One of the reasons students are excited about career and technical education is that it gives them a chance to explore their interests earlier and then get an applied learning opportunity. It's a really fantastic way for students to explore what they might be interested in and then gain that hands-on learning so they can hit the ground running when they start their career.
Career and technical education has evolved over the years. It's no longer the vocational education of yesterday. It's providing students with a meaningful learning education that I'm not sure everyone realizes is available to them.
RWM: What are the top industries in Maryland?
Lynch: According to the Maryland Department of Labor, Licensing and Regulation, they have some key industries they've identified including:

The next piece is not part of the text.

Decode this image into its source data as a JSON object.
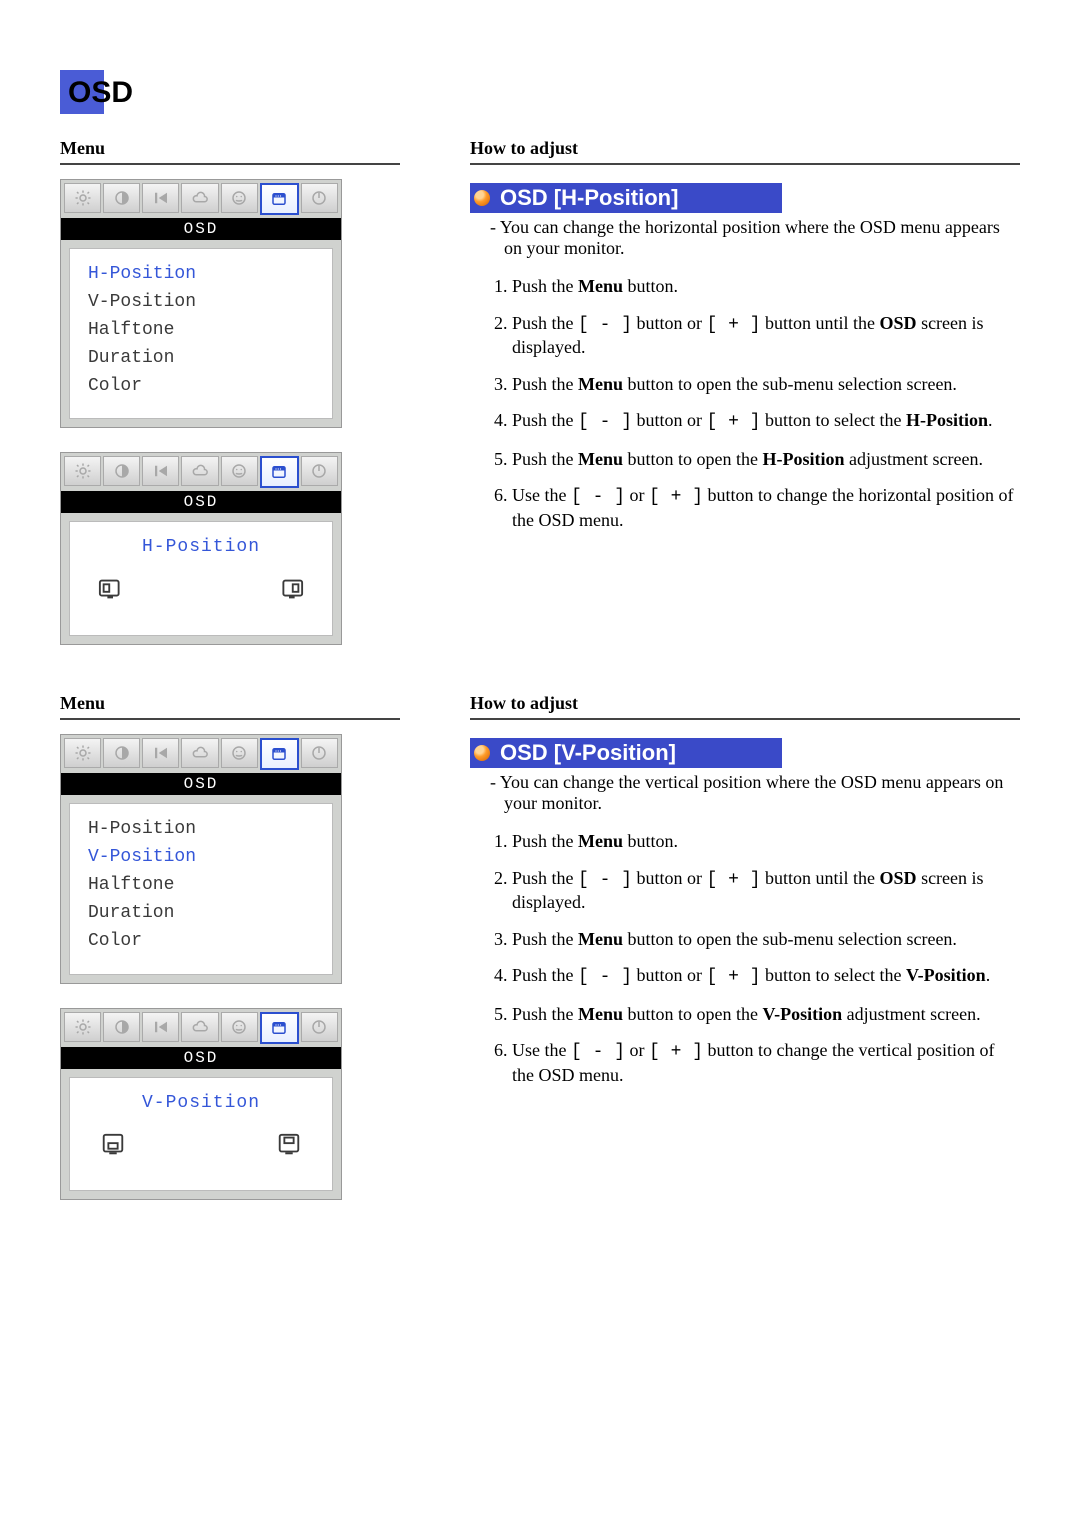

- Aerospace and defense
- Energy and sustainability
- IT and cyber-security
- Life sciences
All of those are CTE related fields. CTE prepares students for a variety of careers within those fields, whether that's health care where they is enormous growth projected nationwide to energy and sustainability where people can get involved in things they're passionate about, particularly as students are getting interested in going green.
RWM: How will vocational education evolve in Maryland?
I think one thing we're seeing, not only in Maryland but nationwide, is getting business and industry really excited and providing them a meaningful place at the table in developing these programs and being partners to educational institutions. By having that employer input, they can not only best describe what's going on in their workplace but also make these meaningful connections with the schools so students are getting a really fantastic experience.
Financial Aid in Maryland
Many students apply for government student aid as a first step when seeking grants, loans and scholarships. The FAFSA -- Free Application for Federal Student Aid -- is one of the most common and standard programs for financial aid. Students will find a huge number of state-specific scholarships and grants too. Visit the website for Maryland's Department of Higher Education to find out more information on financial aid in Maryland. Here are a few examples:
- Howard P. Rawlings Guaranteed Access Grant: This award is for full-time students in either an associate or bachelor's degree program, specifically for students with large financial needs.
- The Maryland Delegate Scholarship: This is a also need-based program for Maryland residents. Get in touch with the State of Maryland to find out more.
- The Maryland Senatorial Scholarship: Offered to high school grads, interested students should get in touch with their senator and petition for the scholarship. Financial need is also a factor.
- Graduate and Professional Scholarship Program If you choose to go on to get a master's degree, this graduate-level program is for students interested in law, medicine, social work or veterinary medicine.